The core problem with centering church growth efforts on marketing is that we’ve replaced God’s will for mankind with mankind’s will for God. In the end, the two won’t mix.
Marketing Meets the God of the Bible
What people want in a god today is love (giving them whatever they want), acceptance (approving any lifestyle they choose, no matter how perverse), encouragement (always being “positive and encouraging”), gentle (never saying anything harsh or offensive), and, above all, painless (requiring no personal change or sacrifice).
And isn’t this the god we’re seeing preached in so many places around America today, even in churches that have been otherwise conservative and biblical? I can tell you from personal experience, it most certainly is.
Why? Because when you do the marketing studies, you’re not going to find that people en masse are looking for a God like the one in the Bible. He simply doesn’t fit their demographic.
So, in order to use marketing effectively in the culture of the United States, you must change your message in order to attract your “target market.” You must leave off anything that doesn’t jive with what the market wants.
And, let me tell you, they don’t want to hear about sin, Hell, judgment, holiness, or repentance; they hate the truth about homosexuality, Islam, and atheism; and they despise the requirements for sacrifice, suffering, and persecution that Jesus Christ himself set down.
What’s the Real Answer?
There’s a lot to say here. Next week, I’ll continue this discussion with a more biblical approach to growth in modern American culture. For now, let me just encourage you that you don’t have to buy off on secular marketing in order to faithfully build the Kingdom of God in your community.
In the end, it doesn’t really work, and, you may just have to sell out the gospel in the process.
 Of course, not everybody has jumped on the bandwagon. But thousands have, and many more will succumb to its pull in the years to come.
 As a brief side note, I attended a church in North Carolina running about 300 in attendance on Sunday. They invested a huge amount of effort in raising $15,000 for a marketing campaign. Three years later the numbers were still the same, maybe even a little worse.
 I have a Bachelor of Science in Marketing from the University of Nebraska, and I also spent the better part of the last fifteen years in secular sales.
Look for Part Two next week
Is God a she? Why does God let us suffer? Was the Jesus story borrowed from other cultures? The questions about spiritual things abound in our skeptical age. Can we really trust the Bible as the true word of God? How can we answer those who have been raised to doubt the faith we hold dear?
The Spiritual Top 50 provides short, easy to understand answers to fifty of the most common questions asked in the culture about God, Jesus, the Bible, truth, science, and the church. Not only will these questions help the believer be sure Christianity is true, but they are written so they can easily be shared with a non-Christian. Not only does The Spiritual Top 50 give answers to common faith questions, it also provides contemporary evangelism strategies based on Wes Moore’s popular book, Forcefully Advancing. These strategies will teach you how to befriend the lost, understand their issues and objections over time, give them answers to their questions, and present the gospel to them.

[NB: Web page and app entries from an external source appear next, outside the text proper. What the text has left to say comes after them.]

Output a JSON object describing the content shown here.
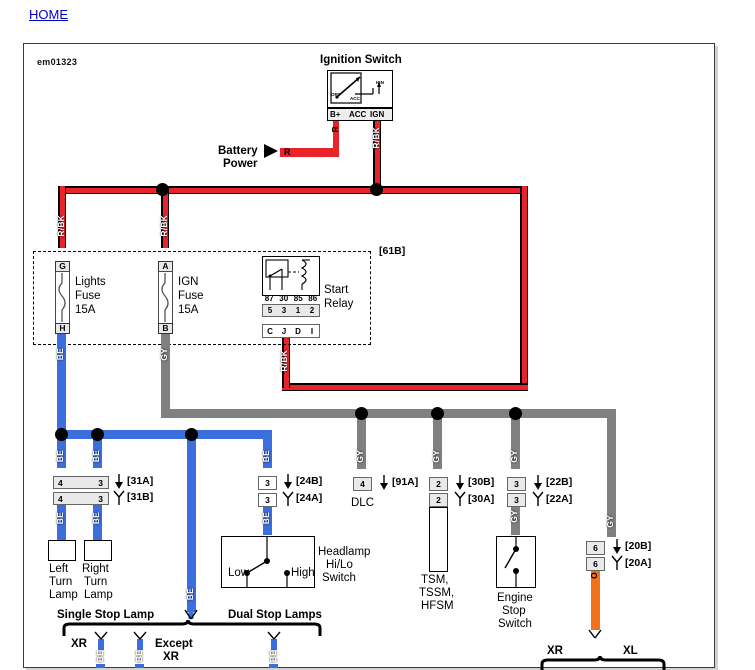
{
  "page": {
    "home_link": "HOME",
    "diagram_id": "em01323"
  },
  "components": {
    "ignition_switch": {
      "title": "Ignition Switch",
      "positions": [
        "OFF",
        "ACC",
        "IGN"
      ],
      "pins": [
        "B+",
        "ACC",
        "IGN"
      ]
    },
    "battery_power": {
      "label_line1": "Battery",
      "label_line2": "Power",
      "wire": "R"
    },
    "lights_fuse": {
      "top_terminal": "G",
      "bottom_terminal": "H",
      "name_line1": "Lights",
      "name_line2": "Fuse",
      "rating": "15A"
    },
    "ign_fuse": {
      "top_terminal": "A",
      "bottom_terminal": "B",
      "name_line1": "IGN",
      "name_line2": "Fuse",
      "rating": "15A"
    },
    "start_relay": {
      "name_line1": "Start",
      "name_line2": "Relay",
      "row1": [
        "87",
        "30",
        "85",
        "86"
      ],
      "row2": [
        "5",
        "3",
        "1",
        "2"
      ],
      "row3": [
        "C",
        "J",
        "D",
        "I"
      ]
    },
    "fuse_block_ref": "[61B]",
    "left_turn_lamp": {
      "line1": "Left",
      "line2": "Turn",
      "line3": "Lamp"
    },
    "right_turn_lamp": {
      "line1": "Right",
      "line2": "Turn",
      "line3": "Lamp"
    },
    "headlamp_switch": {
      "line1": "Headlamp",
      "line2": "Hi/Lo",
      "line3": "Switch",
      "pos_low": "Low",
      "pos_high": "High"
    },
    "dlc": {
      "label": "DLC"
    },
    "tsm_module": {
      "line1": "TSM,",
      "line2": "TSSM,",
      "line3": "HFSM"
    },
    "engine_stop_switch": {
      "line1": "Engine",
      "line2": "Stop",
      "line3": "Switch"
    }
  },
  "connectors": [
    {
      "ref_b": "[31A]",
      "ref_a": "[31B]",
      "pin_left": "4",
      "pin_right": "3"
    },
    {
      "ref_b": "[24B]",
      "ref_a": "[24A]",
      "pin": "3"
    },
    {
      "ref_b": "[91A]",
      "pin": "4"
    },
    {
      "ref_b": "[30B]",
      "ref_a": "[30A]",
      "pin": "2"
    },
    {
      "ref_b": "[22B]",
      "ref_a": "[22A]",
      "pin": "3"
    },
    {
      "ref_b": "[20B]",
      "ref_a": "[20A]",
      "pin": "6"
    }
  ],
  "wire_labels": {
    "rbk": "R/BK",
    "r": "R",
    "be": "BE",
    "gy": "GY",
    "o": "O"
  },
  "brackets": {
    "single_stop_lamp": "Single Stop Lamp",
    "dual_stop_lamps": "Dual Stop Lamps",
    "xr": "XR",
    "xl": "XL",
    "except_xr_line1": "Except",
    "except_xr_line2": "XR"
  },
  "colors": {
    "red": "#e8232a",
    "blue": "#3b6fdd",
    "gray": "#808080",
    "orange": "#f2711c",
    "black": "#000000",
    "link": "#0000cc"
  }
}
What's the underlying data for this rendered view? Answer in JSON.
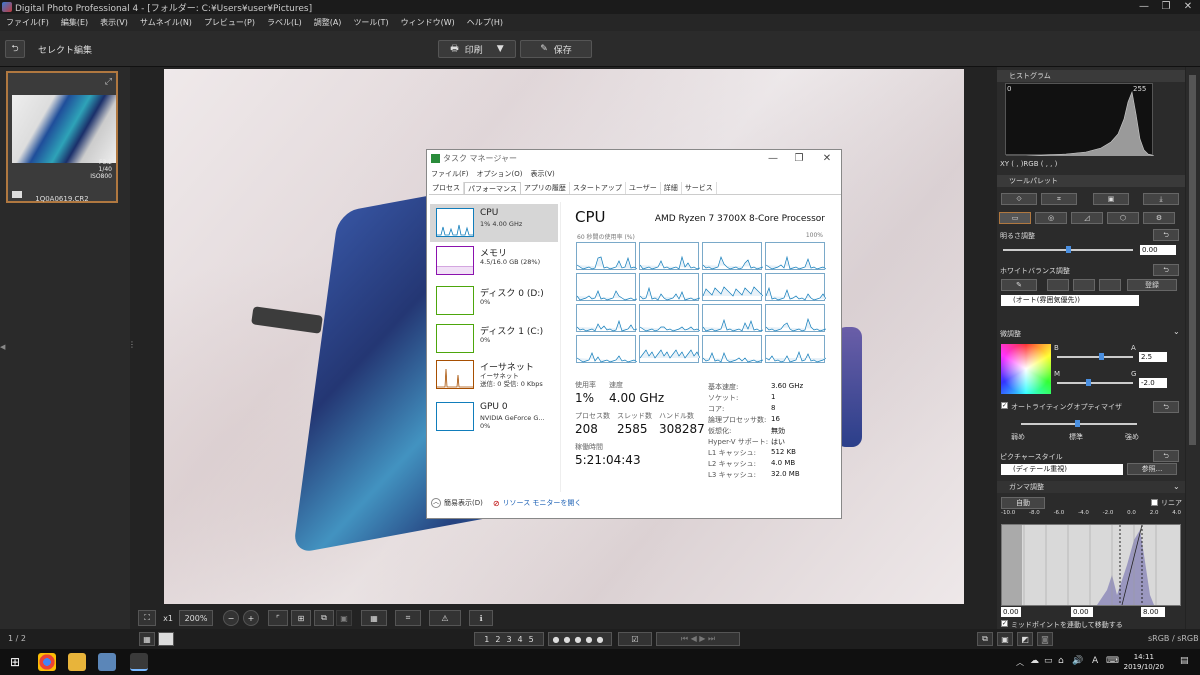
{
  "window": {
    "title": "Digital Photo Professional 4 - [フォルダー: C:¥Users¥user¥Pictures]",
    "controls": [
      "—",
      "❐",
      "✕"
    ]
  },
  "menu": [
    "ファイル(F)",
    "編集(E)",
    "表示(V)",
    "サムネイル(N)",
    "プレビュー(P)",
    "ラベル(L)",
    "調整(A)",
    "ツール(T)",
    "ウィンドウ(W)",
    "ヘルプ(H)"
  ],
  "toolbar": {
    "mode_label": "セレクト編集",
    "print_label": "印刷",
    "save_label": "保存"
  },
  "thumbnail": {
    "aperture": "F3.2",
    "shutter": "1/40",
    "iso": "ISO800",
    "filename": "1Q0A0619.CR2"
  },
  "viewer": {
    "zoom_1x": "x1",
    "zoom_value": "200%"
  },
  "status": {
    "page_indicator": "1 / 2",
    "ratings": [
      "1",
      "2",
      "3",
      "4",
      "5"
    ],
    "color_space": "sRGB / sRGB"
  },
  "right_panel": {
    "histogram_title": "ヒストグラム",
    "histo_min": "0",
    "histo_max": "255",
    "xy_readout": "XY (   ,   )RGB (   ,   ,   )",
    "tool_palette_title": "ツールパレット",
    "brightness_title": "明るさ調整",
    "brightness_value": "0.00",
    "wb_title": "ホワイトバランス調整",
    "wb_button": "登録",
    "wb_mode": "(オート(雰囲気優先))",
    "fine_title": "微調整",
    "fine_b": "B",
    "fine_a": "A",
    "fine_m": "M",
    "fine_g": "G",
    "fine_a_value": "2.5",
    "fine_g_value": "-2.0",
    "alo_title": "オートライティングオプティマイザ",
    "alo_levels": [
      "弱め",
      "標準",
      "強め"
    ],
    "ps_title": "ピクチャースタイル",
    "ps_value": "(ディテール重視)",
    "ps_button": "参照...",
    "gamma_title": "ガンマ調整",
    "gamma_auto": "自動",
    "gamma_linear": "リニア",
    "gamma_ticks": [
      "-10.0",
      "-8.0",
      "-6.0",
      "-4.0",
      "-2.0",
      "0.0",
      "2.0",
      "4.0"
    ],
    "gamma_left_value": "0.00",
    "gamma_mid_value": "0.00",
    "gamma_right_value": "8.00",
    "midpoint_label": "ミッドポイントを連動して移動する"
  },
  "taskbar": {
    "time": "14:11",
    "date": "2019/10/20",
    "ime": "A"
  },
  "task_manager": {
    "title": "タスク マネージャー",
    "menu": [
      "ファイル(F)",
      "オプション(O)",
      "表示(V)"
    ],
    "tabs": [
      "プロセス",
      "パフォーマンス",
      "アプリの履歴",
      "スタートアップ",
      "ユーザー",
      "詳細",
      "サービス"
    ],
    "active_tab": 1,
    "side": [
      {
        "name": "CPU",
        "sub": "1%  4.00 GHz",
        "sub2": "",
        "color": "#117dbb"
      },
      {
        "name": "メモリ",
        "sub": "4.5/16.0 GB (28%)",
        "sub2": "",
        "color": "#8b12ae"
      },
      {
        "name": "ディスク 0 (D:)",
        "sub": "0%",
        "sub2": "",
        "color": "#4da60c"
      },
      {
        "name": "ディスク 1 (C:)",
        "sub": "0%",
        "sub2": "",
        "color": "#4da60c"
      },
      {
        "name": "イーサネット",
        "sub": "イーサネット",
        "sub2": "送信: 0 受信: 0 Kbps",
        "color": "#a74f01"
      },
      {
        "name": "GPU 0",
        "sub": "NVIDIA GeForce G...",
        "sub2": "0%",
        "color": "#117dbb"
      }
    ],
    "main": {
      "heading": "CPU",
      "model": "AMD Ryzen 7 3700X 8-Core Processor",
      "caption_left": "60 秒間の使用率 (%)",
      "caption_right": "100%",
      "usage_label": "使用率",
      "usage_value": "1%",
      "speed_label": "速度",
      "speed_value": "4.00 GHz",
      "proc_label": "プロセス数",
      "proc_value": "208",
      "thread_label": "スレッド数",
      "thread_value": "2585",
      "handle_label": "ハンドル数",
      "handle_value": "308287",
      "uptime_label": "稼働時間",
      "uptime_value": "5:21:04:43",
      "info": [
        {
          "label": "基本速度:",
          "value": "3.60 GHz"
        },
        {
          "label": "ソケット:",
          "value": "1"
        },
        {
          "label": "コア:",
          "value": "8"
        },
        {
          "label": "論理プロセッサ数:",
          "value": "16"
        },
        {
          "label": "仮想化:",
          "value": "無効"
        },
        {
          "label": "Hyper-V サポート:",
          "value": "はい"
        },
        {
          "label": "L1 キャッシュ:",
          "value": "512 KB"
        },
        {
          "label": "L2 キャッシュ:",
          "value": "4.0 MB"
        },
        {
          "label": "L3 キャッシュ:",
          "value": "32.0 MB"
        }
      ]
    },
    "footer": {
      "compact_label": "簡易表示(D)",
      "monitor_label": "リソース モニターを開く"
    }
  }
}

And if that’s not enough, The Spiritual Top 50 will give you Wes’ “7 Laws of Apologetics” and “7 Laws of Evangelism,” two lists of foundational principles to guide you as you engage the lost and overcome their barriers to faith. Why wait?
Make The Spiritual Top 50 part of your outreach toolbox today!